*** Opening of DATA ***

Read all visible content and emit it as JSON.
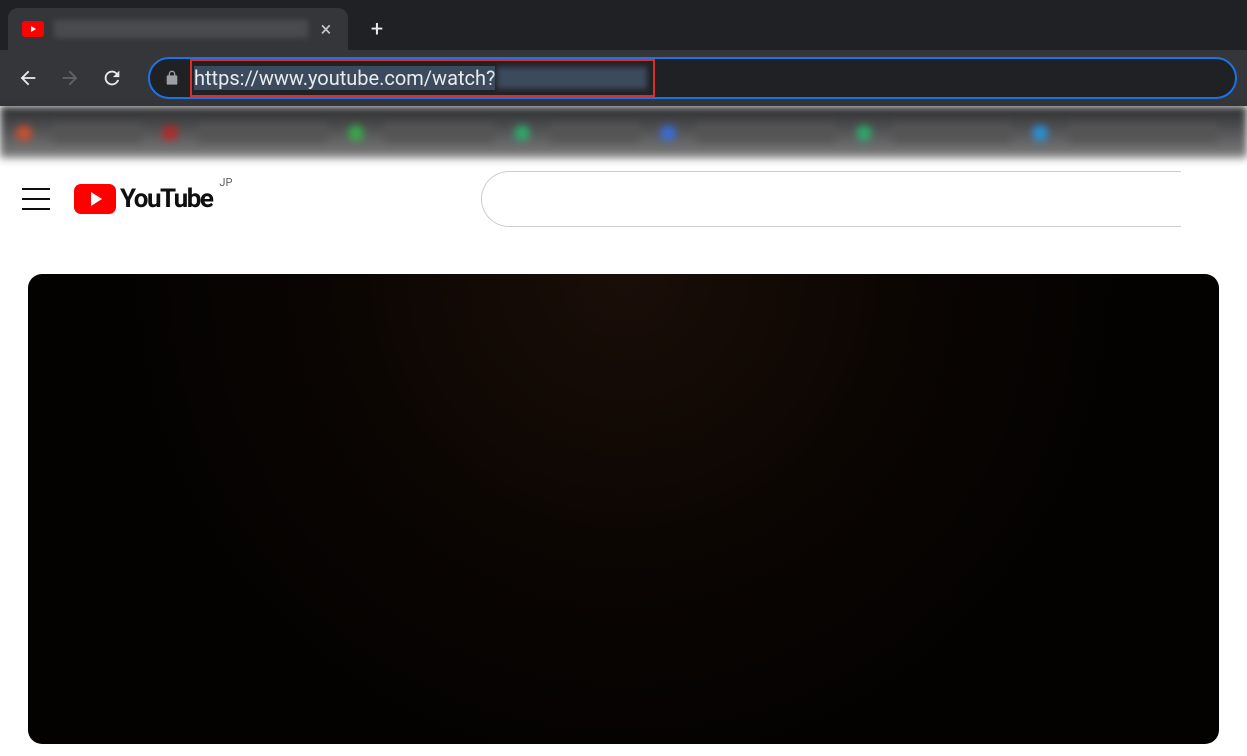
{
  "browser": {
    "url_visible": "https://www.youtube.com/watch?",
    "nav": {
      "back_enabled": true,
      "forward_enabled": false
    }
  },
  "youtube": {
    "logo_text": "YouTube",
    "region_code": "JP",
    "search_placeholder": ""
  }
}
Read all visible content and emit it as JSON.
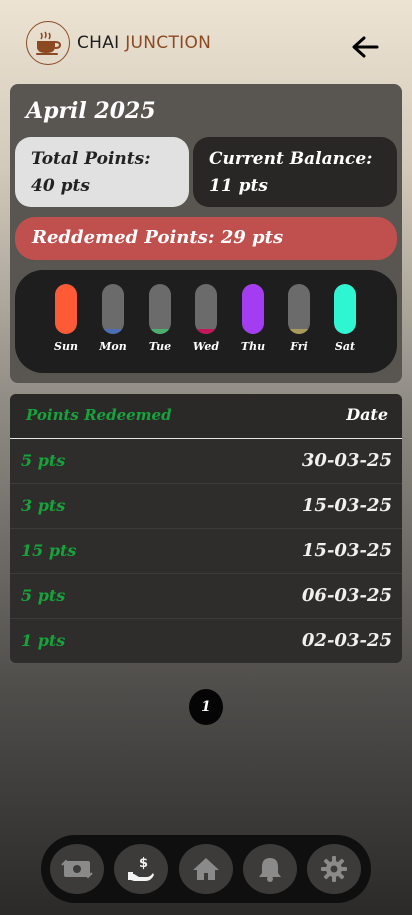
{
  "header": {
    "brand_part1": "CHAI",
    "brand_part2": "JUNCTION"
  },
  "summary": {
    "month": "April 2025",
    "total_points": "Total Points: 40 pts",
    "current_balance": "Current Balance: 11 pts",
    "redeemed_points": "Reddemed Points: 29 pts"
  },
  "week": [
    {
      "label": "Sun",
      "color": "#ff5a36",
      "level": 1.0
    },
    {
      "label": "Mon",
      "color": "#4a6fb5",
      "level": 0.1
    },
    {
      "label": "Tue",
      "color": "#4caf6e",
      "level": 0.1
    },
    {
      "label": "Wed",
      "color": "#c2185b",
      "level": 0.1
    },
    {
      "label": "Thu",
      "color": "#a43cf2",
      "level": 1.0
    },
    {
      "label": "Fri",
      "color": "#a89a5a",
      "level": 0.1
    },
    {
      "label": "Sat",
      "color": "#2ef5d2",
      "level": 1.0
    }
  ],
  "table": {
    "header_left": "Points Redeemed",
    "header_right": "Date",
    "rows": [
      {
        "points": "5 pts",
        "date": "30-03-25"
      },
      {
        "points": "3 pts",
        "date": "15-03-25"
      },
      {
        "points": "15 pts",
        "date": "15-03-25"
      },
      {
        "points": "5 pts",
        "date": "06-03-25"
      },
      {
        "points": "1 pts",
        "date": "02-03-25"
      }
    ]
  },
  "pagination": {
    "current_page": "1"
  },
  "bottom_nav": [
    "exchange-money-icon",
    "hand-dollar-icon",
    "home-icon",
    "bell-icon",
    "gear-icon"
  ]
}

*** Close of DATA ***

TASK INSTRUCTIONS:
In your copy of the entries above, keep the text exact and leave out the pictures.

TASK ANSWER:
Read all visible content and emit it as JSON.
{
  "browser": {
    "url_visible": "https://www.youtube.com/watch?",
    "nav": {
      "back_enabled": true,
      "forward_enabled": false
    }
  },
  "youtube": {
    "logo_text": "YouTube",
    "region_code": "JP",
    "search_placeholder": ""
  }
}
Read all visible content and emit it as JSON.
{
  "header": {
    "brand_part1": "CHAI",
    "brand_part2": "JUNCTION"
  },
  "summary": {
    "month": "April 2025",
    "total_points": "Total Points: 40 pts",
    "current_balance": "Current Balance: 11 pts",
    "redeemed_points": "Reddemed Points: 29 pts"
  },
  "week": [
    {
      "label": "Sun",
      "color": "#ff5a36",
      "level": 1.0
    },
    {
      "label": "Mon",
      "color": "#4a6fb5",
      "level": 0.1
    },
    {
      "label": "Tue",
      "color": "#4caf6e",
      "level": 0.1
    },
    {
      "label": "Wed",
      "color": "#c2185b",
      "level": 0.1
    },
    {
      "label": "Thu",
      "color": "#a43cf2",
      "level": 1.0
    },
    {
      "label": "Fri",
      "color": "#a89a5a",
      "level": 0.1
    },
    {
      "label": "Sat",
      "color": "#2ef5d2",
      "level": 1.0
    }
  ],
  "table": {
    "header_left": "Points Redeemed",
    "header_right": "Date",
    "rows": [
      {
        "points": "5 pts",
        "date": "30-03-25"
      },
      {
        "points": "3 pts",
        "date": "15-03-25"
      },
      {
        "points": "15 pts",
        "date": "15-03-25"
      },
      {
        "points": "5 pts",
        "date": "06-03-25"
      },
      {
        "points": "1 pts",
        "date": "02-03-25"
      }
    ]
  },
  "pagination": {
    "current_page": "1"
  },
  "bottom_nav": [
    "exchange-money-icon",
    "hand-dollar-icon",
    "home-icon",
    "bell-icon",
    "gear-icon"
  ]
}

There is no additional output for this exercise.